## What to work on
Pick out all lines in the listing holding the string "JSON" and copy them.

## Study material
--*--
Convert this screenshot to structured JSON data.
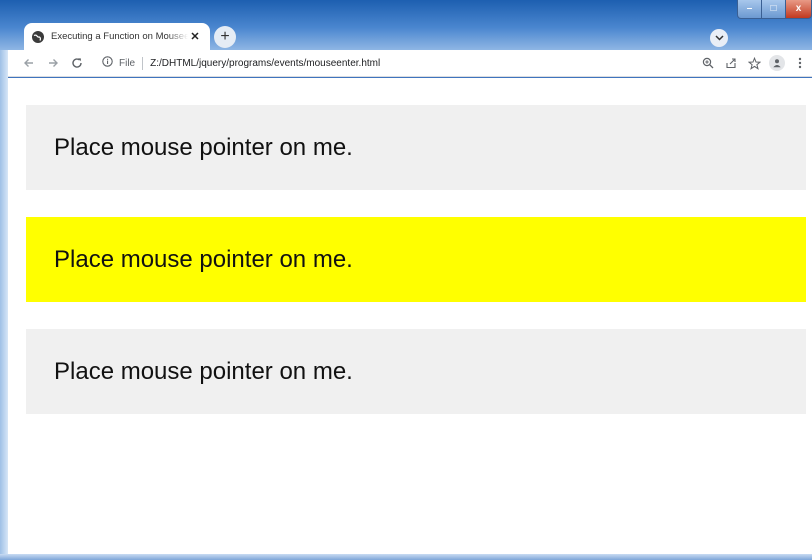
{
  "browser": {
    "tab": {
      "title": "Executing a Function on Mouseenter",
      "close_glyph": "✕"
    },
    "new_tab_glyph": "+",
    "address_bar": {
      "scheme_label": "File",
      "url": "Z:/DHTML/jquery/programs/events/mouseenter.html"
    },
    "window_controls": {
      "minimize": "–",
      "maximize": "□",
      "close": "x"
    },
    "icons": [
      "back-icon",
      "forward-icon",
      "reload-icon",
      "info-icon",
      "zoom-icon",
      "share-icon",
      "star-icon",
      "profile-icon",
      "menu-icon",
      "tab-search-icon"
    ]
  },
  "page": {
    "boxes": [
      {
        "text": "Place mouse pointer on me.",
        "highlighted": false
      },
      {
        "text": "Place mouse pointer on me.",
        "highlighted": true
      },
      {
        "text": "Place mouse pointer on me.",
        "highlighted": false
      }
    ],
    "colors": {
      "box_default": "#f0f0f0",
      "box_hover": "#ffff00"
    }
  }
}
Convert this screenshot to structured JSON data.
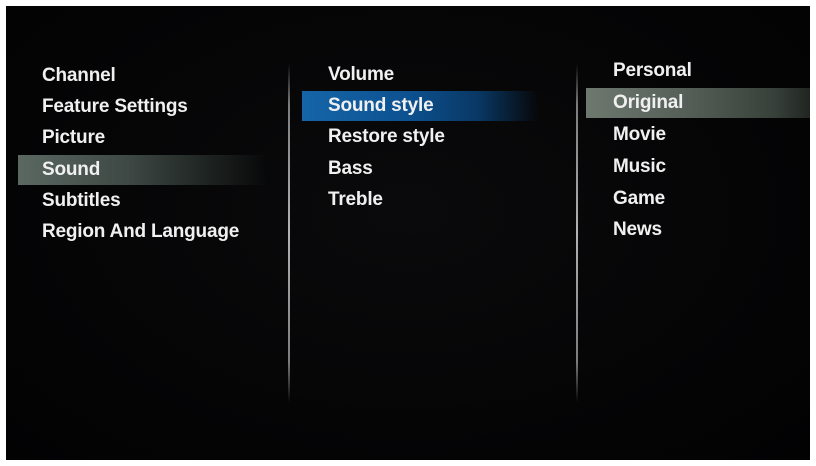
{
  "main_menu": {
    "items": [
      {
        "label": "Channel"
      },
      {
        "label": "Feature Settings"
      },
      {
        "label": "Picture"
      },
      {
        "label": "Sound"
      },
      {
        "label": "Subtitles"
      },
      {
        "label": "Region And Language"
      }
    ],
    "selected": "Sound"
  },
  "sound_menu": {
    "items": [
      {
        "label": "Volume"
      },
      {
        "label": "Sound style"
      },
      {
        "label": "Restore style"
      },
      {
        "label": "Bass"
      },
      {
        "label": "Treble"
      }
    ],
    "selected": "Sound style"
  },
  "sound_style_menu": {
    "items": [
      {
        "label": "Personal"
      },
      {
        "label": "Original"
      },
      {
        "label": "Movie"
      },
      {
        "label": "Music"
      },
      {
        "label": "Game"
      },
      {
        "label": "News"
      }
    ],
    "selected": "Original"
  },
  "colors": {
    "background": "#050506",
    "text": "#f0f0f0",
    "focus_highlight": "#1565a8",
    "path_highlight": "#5b6862",
    "option_highlight": "#6d786f"
  }
}
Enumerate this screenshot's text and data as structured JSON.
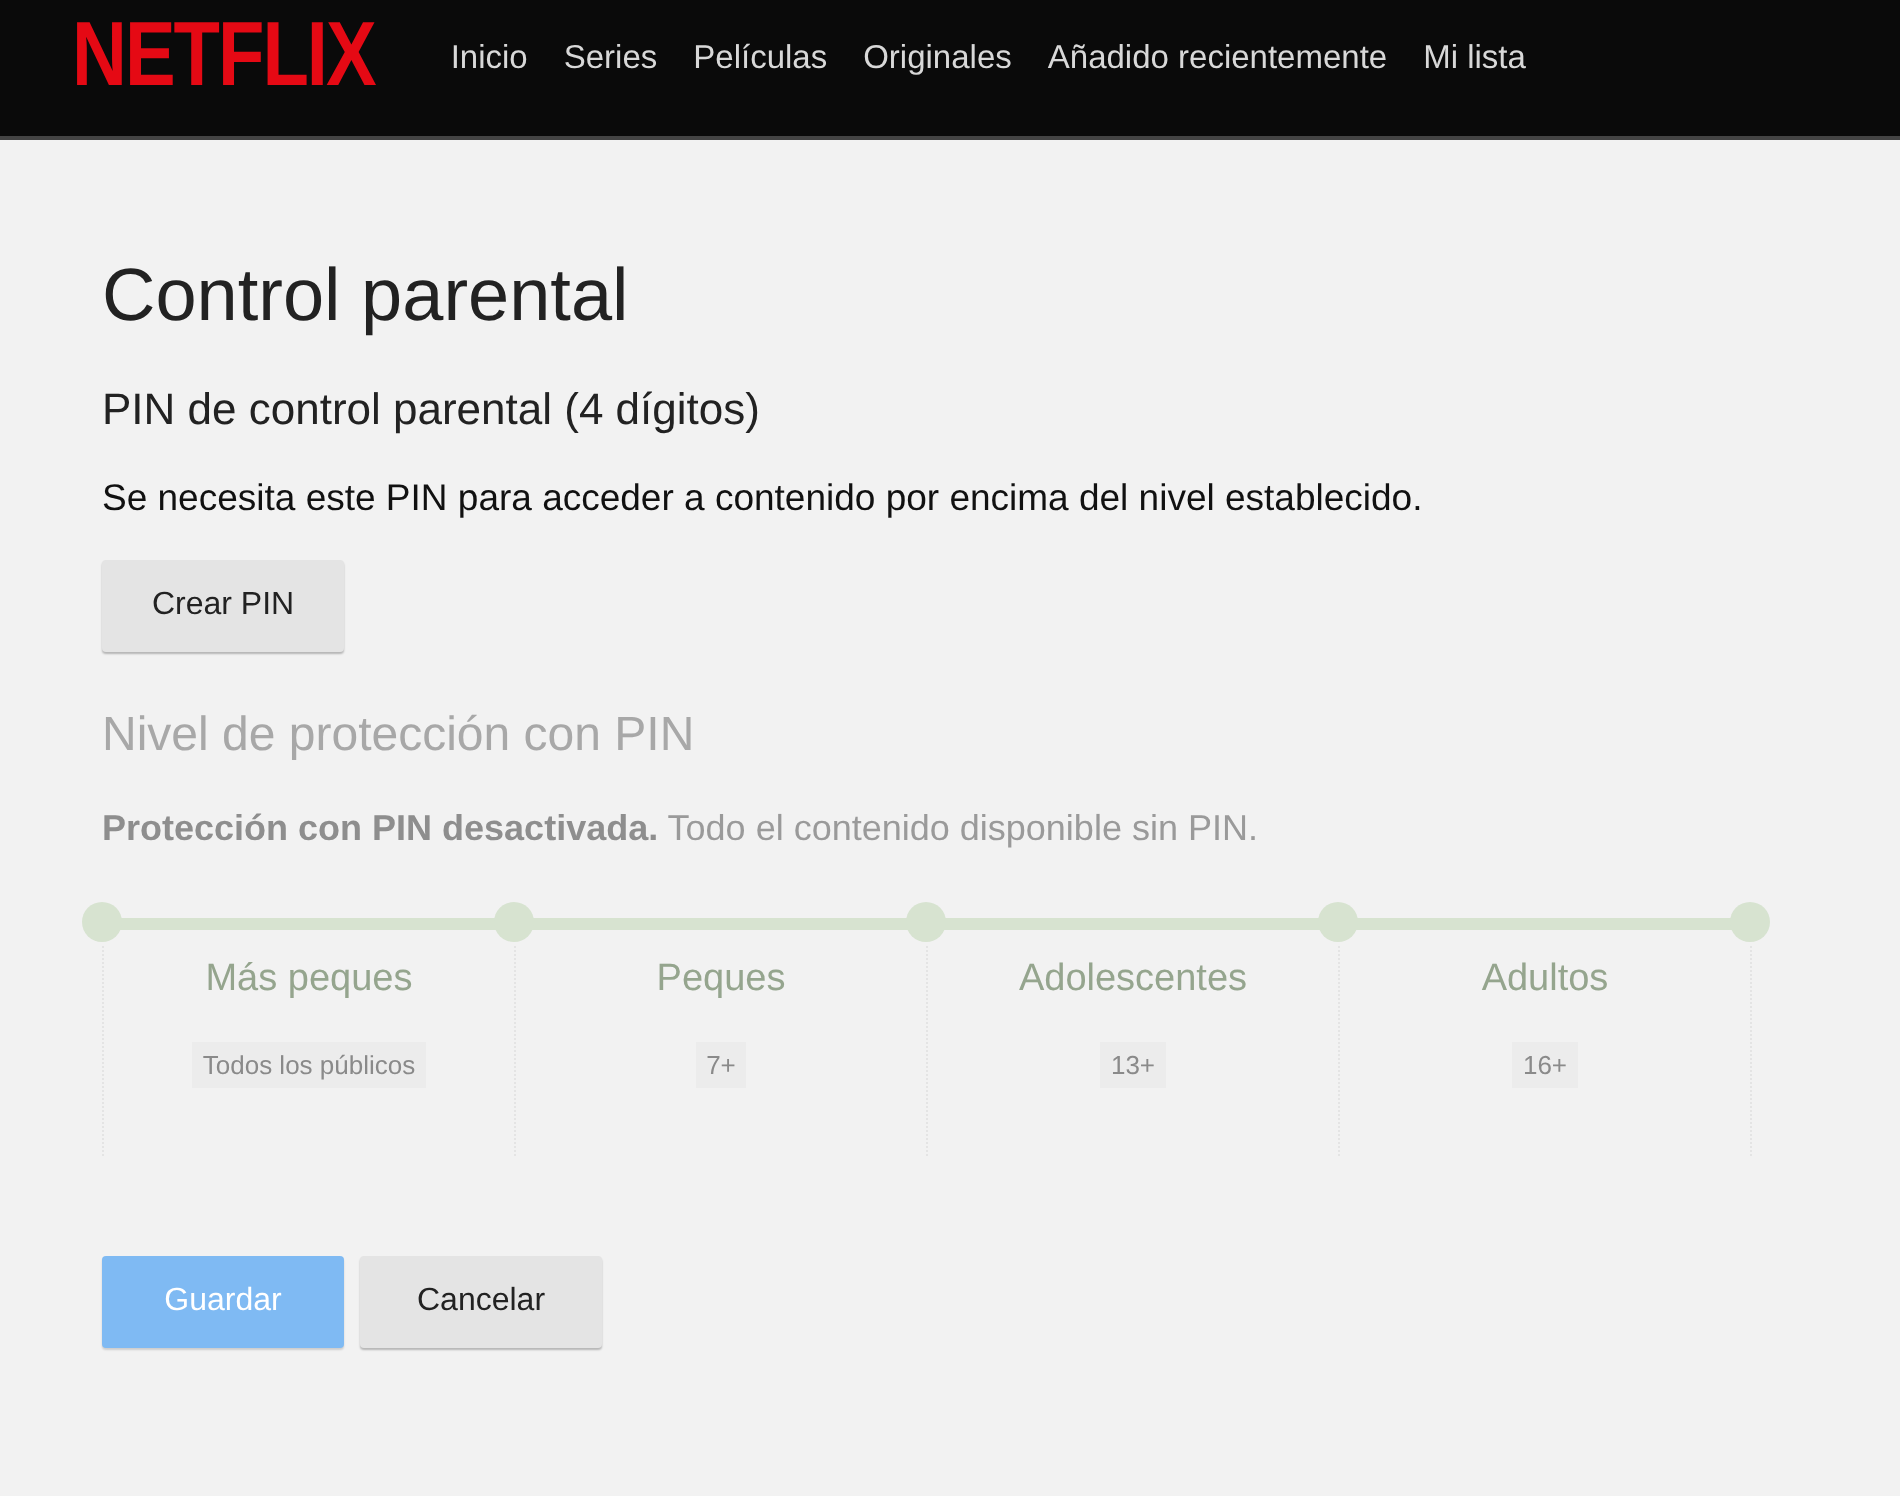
{
  "header": {
    "logo": "NETFLIX",
    "nav": [
      {
        "label": "Inicio"
      },
      {
        "label": "Series"
      },
      {
        "label": "Películas"
      },
      {
        "label": "Originales"
      },
      {
        "label": "Añadido recientemente"
      },
      {
        "label": "Mi lista"
      }
    ]
  },
  "title": "Control parental",
  "pin": {
    "heading": "PIN de control parental (4 dígitos)",
    "description": "Se necesita este PIN para acceder a contenido por encima del nivel establecido.",
    "button": "Crear PIN"
  },
  "protection": {
    "disabled": true,
    "heading": "Nivel de protección con PIN",
    "status": "**Protección con PIN desactivada.** Todo el contenido disponible sin PIN.",
    "levels": [
      {
        "label": "Más peques",
        "rating": "Todos los públicos"
      },
      {
        "label": "Peques",
        "rating": "7+"
      },
      {
        "label": "Adolescentes",
        "rating": "13+"
      },
      {
        "label": "Adultos",
        "rating": "16+"
      }
    ]
  },
  "actions": [
    {
      "label": "Guardar",
      "kind": "primary"
    },
    {
      "label": "Cancelar",
      "kind": "secondary"
    }
  ]
}
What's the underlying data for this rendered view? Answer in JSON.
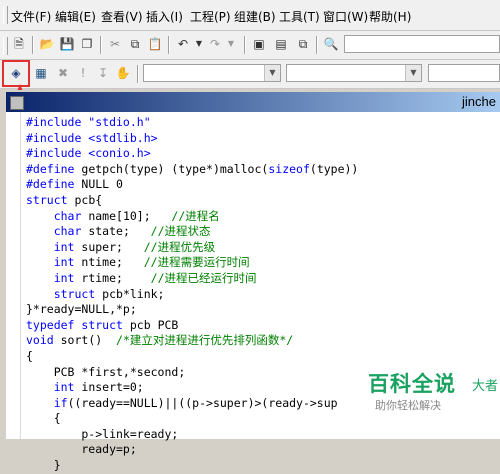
{
  "menu": {
    "items": [
      "文件(F)",
      "编辑(E)",
      "查看(V)",
      "插入(I)",
      "工程(P)",
      "组建(B)",
      "工具(T)",
      "窗口(W)",
      "帮助(H)"
    ]
  },
  "toolbar": {
    "icons": [
      "new-file-icon",
      "open-folder-icon",
      "save-icon",
      "save-all-icon",
      "cut-icon",
      "copy-icon",
      "paste-icon",
      "undo-icon",
      "redo-icon",
      "workspace-icon",
      "output-icon",
      "windows-list-icon",
      "find-in-files-icon"
    ],
    "build_icons": [
      "compile-icon",
      "build-icon",
      "stop-build-icon",
      "execute-icon",
      "go-icon",
      "insert-breakpoint-icon"
    ]
  },
  "editor": {
    "title": "jinche"
  },
  "code_lines": [
    [
      {
        "t": "#include \"stdio.h\"",
        "c": "kw"
      }
    ],
    [
      {
        "t": "#include <stdlib.h>",
        "c": "kw"
      }
    ],
    [
      {
        "t": "#include <conio.h>",
        "c": "kw"
      }
    ],
    [
      {
        "t": "#define",
        "c": "kw"
      },
      {
        "t": " getpch(type) (type*)malloc(",
        "c": ""
      },
      {
        "t": "sizeof",
        "c": "kw"
      },
      {
        "t": "(type))",
        "c": ""
      }
    ],
    [
      {
        "t": "#define",
        "c": "kw"
      },
      {
        "t": " NULL 0",
        "c": ""
      }
    ],
    [
      {
        "t": "struct",
        "c": "kw"
      },
      {
        "t": " pcb{",
        "c": ""
      }
    ],
    [
      {
        "t": "    ",
        "c": ""
      },
      {
        "t": "char",
        "c": "kw"
      },
      {
        "t": " name[10];   ",
        "c": ""
      },
      {
        "t": "//进程名",
        "c": "cm"
      }
    ],
    [
      {
        "t": "    ",
        "c": ""
      },
      {
        "t": "char",
        "c": "kw"
      },
      {
        "t": " state;   ",
        "c": ""
      },
      {
        "t": "//进程状态",
        "c": "cm"
      }
    ],
    [
      {
        "t": "    ",
        "c": ""
      },
      {
        "t": "int",
        "c": "kw"
      },
      {
        "t": " super;   ",
        "c": ""
      },
      {
        "t": "//进程优先级",
        "c": "cm"
      }
    ],
    [
      {
        "t": "    ",
        "c": ""
      },
      {
        "t": "int",
        "c": "kw"
      },
      {
        "t": " ntime;   ",
        "c": ""
      },
      {
        "t": "//进程需要运行时间",
        "c": "cm"
      }
    ],
    [
      {
        "t": "    ",
        "c": ""
      },
      {
        "t": "int",
        "c": "kw"
      },
      {
        "t": " rtime;    ",
        "c": ""
      },
      {
        "t": "//进程已经运行时间",
        "c": "cm"
      }
    ],
    [
      {
        "t": "    ",
        "c": ""
      },
      {
        "t": "struct",
        "c": "kw"
      },
      {
        "t": " pcb*link;",
        "c": ""
      }
    ],
    [
      {
        "t": "}*ready=NULL,*p;",
        "c": ""
      }
    ],
    [
      {
        "t": "typedef",
        "c": "kw"
      },
      {
        "t": " ",
        "c": ""
      },
      {
        "t": "struct",
        "c": "kw"
      },
      {
        "t": " pcb PCB",
        "c": ""
      }
    ],
    [
      {
        "t": "void",
        "c": "kw"
      },
      {
        "t": " sort()  ",
        "c": ""
      },
      {
        "t": "/*建立对进程进行优先排列函数*/",
        "c": "cm"
      }
    ],
    [
      {
        "t": "{",
        "c": ""
      }
    ],
    [
      {
        "t": "    PCB *first,*second;",
        "c": ""
      }
    ],
    [
      {
        "t": "    ",
        "c": ""
      },
      {
        "t": "int",
        "c": "kw"
      },
      {
        "t": " insert=0;",
        "c": ""
      }
    ],
    [
      {
        "t": "    ",
        "c": ""
      },
      {
        "t": "if",
        "c": "kw"
      },
      {
        "t": "((ready==NULL)||((p->super)>(ready->sup",
        "c": ""
      }
    ],
    [
      {
        "t": "    {",
        "c": ""
      }
    ],
    [
      {
        "t": "        p->link=ready;",
        "c": ""
      }
    ],
    [
      {
        "t": "        ready=p;",
        "c": ""
      }
    ],
    [
      {
        "t": "    }",
        "c": ""
      }
    ]
  ],
  "watermark": {
    "title": "百科全说",
    "subtitle": "助你轻松解决",
    "extra": "大者"
  },
  "colors": {
    "keyword": "#0000ff",
    "comment": "#008000",
    "highlight": "#e03030",
    "watermark": "#1aa260"
  }
}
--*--
## Solution
Convert this screenshot to structured JSON data.
Convert this screenshot to structured JSON data.
Enumerate this screenshot's text and data as structured JSON.
What's the underlying data for this rendered view? Answer in JSON.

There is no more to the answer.